How efficiently you use your tennis practice time will have a direct bearing on how quickly you will improve your shots. Going through the motion in practice, without any real thought process, can have a detrimental effect on your game, as you may well be encouraging bad habits.
Always leave the practice courts feeling that you have gained something from the session. You may have worked at your footwork, tried to improve your length, practised your topspin lift or grooved your sliced trajectory etc. Your session should consist of a mixture of general hitting, drills and point play. Whatever you are practising, quality repetition is what eventually perfects the shot. As a result of the hard work put in on the practice court, the shot will become second nature and therefore much more reliable in your match play.
It’s not only the matches that count!
You would be amazed at how often I have heard people state that they are “not too bothered about how hard they work practice, as it’s the matches that count”. BIG
MISTAKE! Your matches will mirror your practice sessions and the mental approach you have in them.
So how do you think you’ve played then?
It’s also very important to have a clear picture of what is happening in your practice session and for that matter, your matches too. You would be amazed at how many

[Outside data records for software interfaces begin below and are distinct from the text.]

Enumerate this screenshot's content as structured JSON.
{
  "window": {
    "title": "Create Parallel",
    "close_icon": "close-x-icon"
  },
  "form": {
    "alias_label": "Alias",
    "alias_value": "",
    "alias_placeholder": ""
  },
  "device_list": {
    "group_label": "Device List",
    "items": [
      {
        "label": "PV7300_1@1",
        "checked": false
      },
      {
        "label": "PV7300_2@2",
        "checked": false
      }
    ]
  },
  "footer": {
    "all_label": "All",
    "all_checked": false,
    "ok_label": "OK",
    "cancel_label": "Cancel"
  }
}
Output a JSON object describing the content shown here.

people when asked after playing/practising, have an unrealistic view of how they’ve played. Sometimes completely oblivious to the fact that their length had been appalling or that they looked like they were falling over on every shot. By being aware of what is really going on, you are giving yourself a chance to work at it and improve it.
Boy, did Thomas Muster know how to practise!

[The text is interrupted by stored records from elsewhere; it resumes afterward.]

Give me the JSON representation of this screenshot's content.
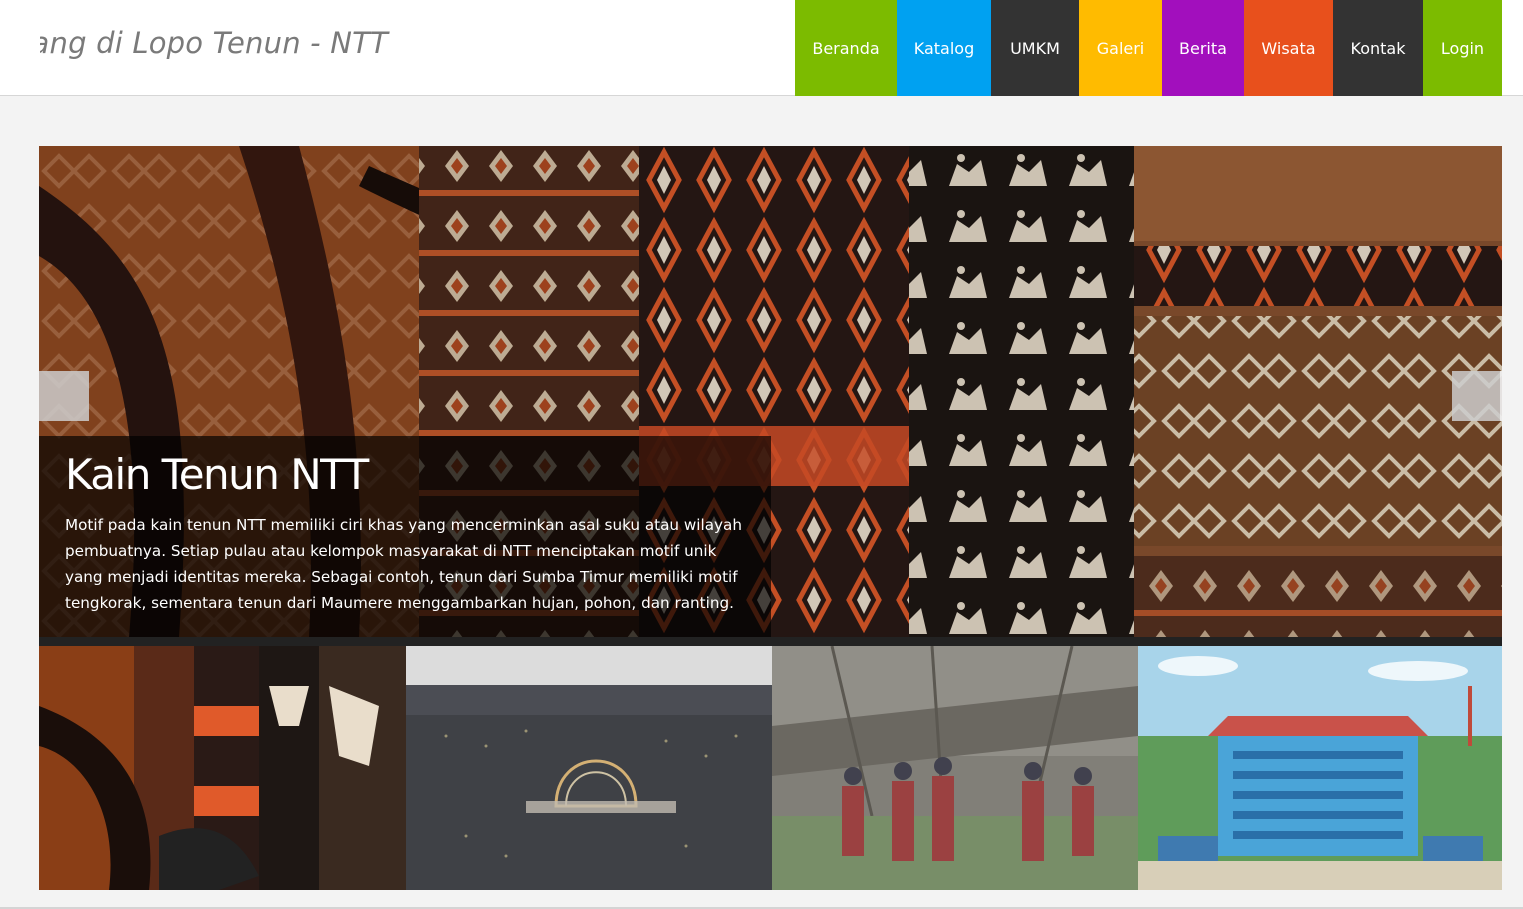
{
  "site": {
    "title": "atang di Lopo Tenun - NTT"
  },
  "nav": {
    "items": [
      {
        "label": "Beranda",
        "color": "#7cbb00"
      },
      {
        "label": "Katalog",
        "color": "#00a1f1"
      },
      {
        "label": "UMKM",
        "color": "#333333"
      },
      {
        "label": "Galeri",
        "color": "#ffbb00"
      },
      {
        "label": "Berita",
        "color": "#a20fbd"
      },
      {
        "label": "Wisata",
        "color": "#f25022"
      },
      {
        "label": "Kontak",
        "color": "#333333"
      },
      {
        "label": "Login",
        "color": "#7cbb00"
      }
    ]
  },
  "slider": {
    "caption_title": "Kain Tenun NTT",
    "caption_text": "Motif pada kain tenun NTT memiliki ciri khas yang mencerminkan asal suku atau wilayah pembuatnya. Setiap pulau atau kelompok masyarakat di NTT menciptakan motif unik yang menjadi identitas mereka. Sebagai contoh, tenun dari Sumba Timur memiliki motif tengkorak, sementara tenun dari Maumere menggambarkan hujan, pohon, dan ranting."
  },
  "thumbnails": [
    {
      "subject": "woven-textiles"
    },
    {
      "subject": "night-city-aerial"
    },
    {
      "subject": "traditional-dance"
    },
    {
      "subject": "government-building"
    }
  ]
}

Some years back, at an ATP Tournament in Prague, myself and a British Davis Cup player I was coaching, had to share a practice court with Thomas Muster and his partner. I was absolutely bowled over by the intensity of Muster and the way that he worked incredibly
hard in the available half court. He went on to obliterate everyone in the field to take the title and deservedly so. The French Open title soon followed.